Perhaps you’ve heard about the brass string-nut craze of the 1970s. The brass-bridge phenomenon quickly followed, with the theory being that more mass meant more tone and sustain. The current infatuation with lightweight, aluminum tailpieces—and lightweight instruments in general—is the other side of the same, worn coin. There is a U.S. patent issued for a device that adds mass to a guitar’s headstock, and one for locking systems for bridge studs. In fact, I have a bulging file folder full of letters of introduction from inventors with “genius” patents pending. Some of the ideas might actually work, but the notion that applying all of these remedies simultaneously will result in a super-axe is a pipe dream at best. That said, judicious use of upgrades can indeed yield positive results, so let’s take a look at a few places where you can tuneup the freeway of tone.
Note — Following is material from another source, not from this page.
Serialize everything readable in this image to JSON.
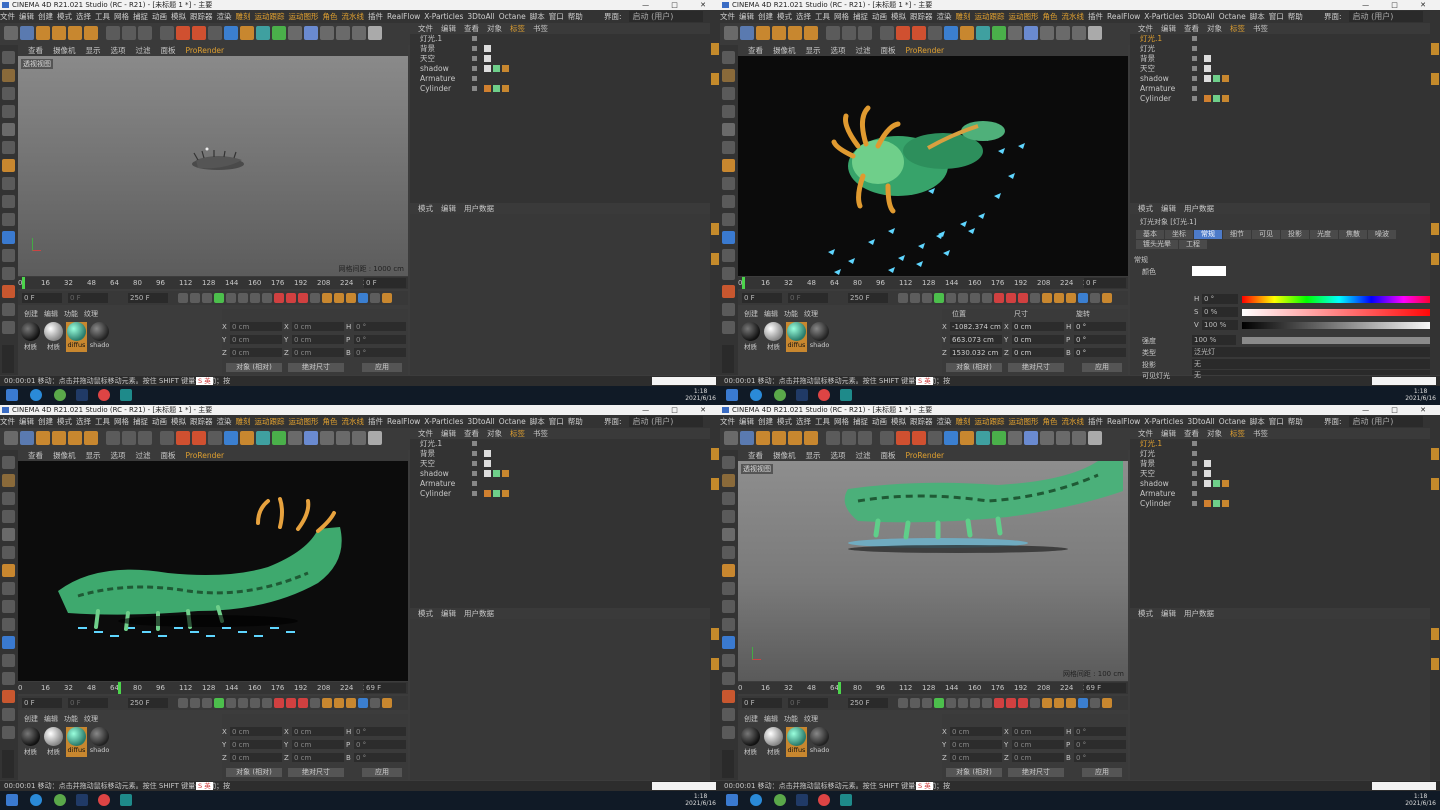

A great place to start is to listen to the attack (the beginning of the note as described above). Is it sharp? Or is it more rounded than you’d like? If it sounds like all string and not much body, you might want to consider changing your bridge material to something that will allow the vibration to pass as opposed to reflect. Typically, a lighter material will do this.
The next place to examine is where the bridge and/or tailpiece meet the guitar’s body, which logically enough, is next in line. Are the screws, posts, or anchors tightly machined, or do they fit loosely? The physical connection between parts can either be transparent to vibration or dissipate energy before it goes further. If your goal is to engage the guitar’s wooden components (neck and body), you need to tighten up the threaded parts in the pathway and make sure the mountings fit snugly against the body. When possible, you can even use a locknut between the post and body. Bridges or tailpieces that are attached with wood screws can benefit from tightening as well.
Another place where energy can be either transferred or siphoned off is at the tuning machine. The fit of the part within the hole through the headstock is crucial to this. Be certain that the retaining nuts (if used) are fully tightened. If small screws are used to seat the machine to the headstock, make sure that they are firmly tightened as well. With softer woods like mahogany or cedar, it’s not unusual for these small screws to strip during assembly at the factory, so check to see if they need re-drilling and doweling for a better fit.
As you can see, every part-to-part mating is a potential fine-tuning point. The great thing is that if you don’t like the results, they are easily returned to where you started, or even reversed for a different effect. Unlike being stuck in rush-hour traffic in Chicago, there is an upside to every turn of the screw.
Jol Dantzigis a noted designer, builder, and player who co-founded Hamer Guitars, one of the first boutique guitar brands, in 1973. Today, as the director of Dantzig Guitar Design, he continues to help define the art of custom guitar. To learn more, visitguitardesigner.com.